Forum Moderators: not2easy
I just wanted to know what goes into the whole print side of things right after design and proof. Or the certain steps to consider when starting a print work. I know Photoshop, Illustrator pretty well. I know InDesign pretty well as well, but never had any projects where I use it.
What exactly am I looking for. For example say I was asked to do a poster design say 18" by 25" with the following 2 possible criteria.
a) The poster has a photo of models (so actual photographs) and there needs to be nice abstract art on the back and a good Typography design.
b) Just text minimum of 6 pantone colors (for cheap printing). Just basic text poster.
What I know:
- It needs to be at least 300dpi or higher unless its vector graphic
- Must work in CMYK color set on photoshop or Illustrator
- If its solid colors I should check color sheets for correct pantone colors etc.
- Proper bleed lines
- Key: Proof read text and such
Knowing that, what else do I need to know, and what happens after the design stages. Am I responsible for communicating with printers. Should I know more about the printing process? If yes, what types are there? Are there tools I need to use to make sure the right colors are achieved? Is what I see on screen never going to be the same on print?
Please don't educate me on how print design is a dying art.
The one example I'll give you has to do with understanding the effects of dot gain and last printable dot. Imagine a blend/gradient from a color to white.
On the web, no problem. In print, when the tones of your gradient get to press, two things happen. The halftone dots used to create tones get "squashed" and "fatten up" due to the fact that inks is a liquid, pressed onto paper, causing an increase in density (darkness) of tones. This is called dot gain and can be controlled, but only by sacrificing one end or the other of the range (shadows or highlights.) When those tones get to the lightest end, in the 3-5% dot range, they "drop off."

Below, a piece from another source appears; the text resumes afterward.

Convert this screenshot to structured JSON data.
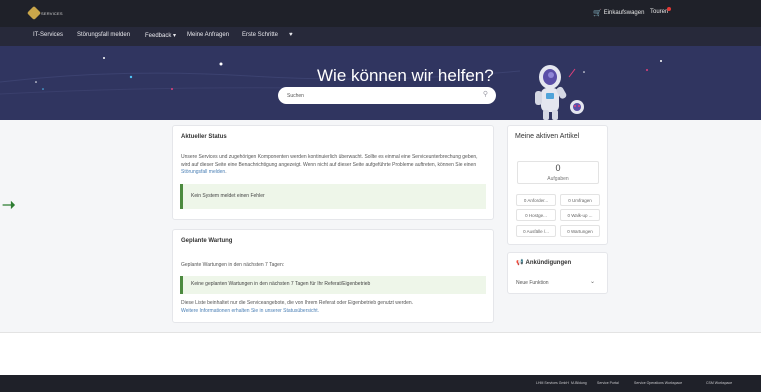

The combination of these two effects causes and increase in contrast of the entire tonal range, and right where you want it to "drop off" to white of the paper, it hardens and forms a line, ruining your smooth gradient to white.
The solution is to never "fade to white" - always fade to a 3-5% tone, and let that bleed off the paper. Most designers react to this with something like "this is a printing problem, don't ask me to solve your problems for you." It's not. It's a lack of understanding of the printing process. And it's not one we can solve without redoing your artwork.
So my advice is if you want to design for print, you need to understand printing. Some key trouble areas:
- dot gain
- last/first printable dot (works on the other end too; you CANNOT fade to a "full 100% black" in full color printing causing does to "plug" as described above, in reverse.)
- Ink tacking (related to above, if you could fade to a solid black, successive layers and overprints wouldn't stick. Also relates to UCR/GCR below.)
- Trapping (spreading and choking) (spreading one color into another so that a white line doesn't form where two colors adjoin)
- gray component replacement and under color removal, and when to use which (UCR/GCR)
- Special applications of printing colored type (comes into play with trapping)
- When to use overprint, and when not to
- Digital issues: correctly linked images versus "embedded" issues; using DTP-compatible programs; preparing for service provider
- Folding and trimming: I always found it amazing that few designers understand you can't split a page into three equal parts and have it fold properly into a 3 panel brochure. You have to have a short panel. This is true of any folded material.
- Understanding stock sheet print sizes. You might not care, but your client will really care when he gets the estimates for the difference between a bleed and a non-bleed. (understand what a bleed is too . . . )
- Understanding the relationship between stock quality/color, DPI of printing and choosing the best DPI for your print project.
There are more, these are just the big ones. I hope you're gathering one important point: you need to understand the print process. This is where you should start, learn about the industry you're about to dive into. It will save you a lot of frustration.
Print is not a dying art, yet. What is growing less and less of an art is preparing the artwork for it properly.